Chapter
We shall, in this last chapter, treat the floristic-sociological or Braun-Blanquet approach to classification and interpretation of communities.
Article
Compaction of the subsoil due to heavy traffic in moist and wet soil is widespread in modern agriculture. The objective of this study was to quantify the effects from realistic field traffic on soil penetration resistance and barley crop yield for three Luvisols developed from glacial till. Undisturbed soil cores were used for quantifying the precompression stress (sigma_pc) of non-compacted soil. Tractor-trailer combinations for slurry application with wheel loads of ~3, ~6 and ~8 Mg (treatments M3, M6, M8) were used for the experimental traffic in the spring at field-capacity. For one additional treatment (labelled M8-1), the soil was loaded only in the first year. A tricycle-like machine with a single pass of wide tyres each carrying ~12 Mg (treatment S12) was included at one site. Traffic treatments were applied in a randomized block design with four replicates and with treatments repeated in four consecutive years (2010–2013). After two years of repeated experimental traffic, penetration resistance (PR) was measured to a depth of 1 m. The yield of a spring barley crop (Hordeum vulgare L.) was recorded in all four years of the experiment. The results did not support our hypothesis of sigma_pc as a soil strength measure predicting resistance to subsoil compaction. The tyre inflation pressure and/or the mean ground pressure were the main predictors of PR in the upper soil layers. For deeper soil layers, PR correlated better to the wheel load. The number of wheel passes (M-treatments vs the S12 treatment) modified this general pattern, indicating a very strong impact of repeated wheel passes. Our data indicate that a single traffic event may mechanically weaken the soil without inducing major compaction but with influence on the effect of subsequent traffic even after as long an interval as a year (treatments M8 vs M8-1). Crop yields were much influenced by compaction of the plough layer. Due to the repeated wheel passes for the M-treatments, significant yield penalties were observed, while the single-pass treatment with 12 Mg wheel load in S12 did not have significant effects on crop yield. Our hypothesis of 3 Mg wheel load as an upper threshold for not inducing subsoil compaction was confirmed for the tractor-trailer treatments with repeated wheel passes but not supported for the single-pass machinery. The results call for further studies of the potential for carrying high loads using wide, low-pressure tyres by crab steering/dog-walk machinery.

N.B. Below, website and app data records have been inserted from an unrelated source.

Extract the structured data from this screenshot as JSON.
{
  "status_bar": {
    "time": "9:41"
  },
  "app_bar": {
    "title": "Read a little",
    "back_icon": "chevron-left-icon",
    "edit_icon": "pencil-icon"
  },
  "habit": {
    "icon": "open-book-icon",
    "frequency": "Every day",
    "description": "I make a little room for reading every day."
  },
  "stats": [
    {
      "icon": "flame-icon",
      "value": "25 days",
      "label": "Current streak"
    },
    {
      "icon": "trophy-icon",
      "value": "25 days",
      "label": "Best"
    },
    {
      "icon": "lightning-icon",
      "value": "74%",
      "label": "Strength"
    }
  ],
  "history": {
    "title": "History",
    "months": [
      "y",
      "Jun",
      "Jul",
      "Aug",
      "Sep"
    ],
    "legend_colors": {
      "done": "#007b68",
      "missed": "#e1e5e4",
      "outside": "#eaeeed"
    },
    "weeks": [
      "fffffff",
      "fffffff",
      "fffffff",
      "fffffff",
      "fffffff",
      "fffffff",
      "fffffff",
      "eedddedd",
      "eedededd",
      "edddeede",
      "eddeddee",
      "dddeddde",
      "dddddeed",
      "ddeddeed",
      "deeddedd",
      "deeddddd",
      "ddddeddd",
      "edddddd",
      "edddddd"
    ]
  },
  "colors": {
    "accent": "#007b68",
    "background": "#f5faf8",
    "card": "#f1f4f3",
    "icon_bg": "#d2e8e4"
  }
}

Article
Grazing cattle on forest plantations in the interior of British Columbia (B.C.) is a common practice, but its impact on soil compaction is not well documented. This study evaluated the effects of cattle grazing and forage seeding on soil compaction in lodgepole pine (Pinus contorta Dougl. ex Loud. var. latifolia Engelm.) plantations near Kamloops, B.C. Grazing regimes consisted of ungrazed exclosures and pastures grazed to achieve 50% utilization of forage vegetation. Seeding treatments were 0 and 12 kg ha(-1). Soil bulk density and penetration resistance were determined in 1996 and 1997, before and after the one-month grazing period on study sites grazed since 1989. Water infiltration rates were measured in 1997 after the one-month cattle grazing period. Bulk density was 6% higher on grazed pastures compared to the exclosures. Pastures seeded to domestic forage species had significantly greater soil bulk density at the 0-7.5 cm depth than unseeded pastures. Soil penetration resistance was higher throughout most of the soil profile in the grazed treatments than in the ungrazed exclosures. On pastures without grazing, seeding of the domestic forage species resulted in lower soil penetration resistance relative to unseeded pastures. This was especially true at depths below 6 cm. The rate of water infiltration was not affected by long-term grazing and forage seeding. The bulk density and penetration resistance data indicate that plantation grazing at 50% forage utilization does not lead to root-limiting increases in soil compaction.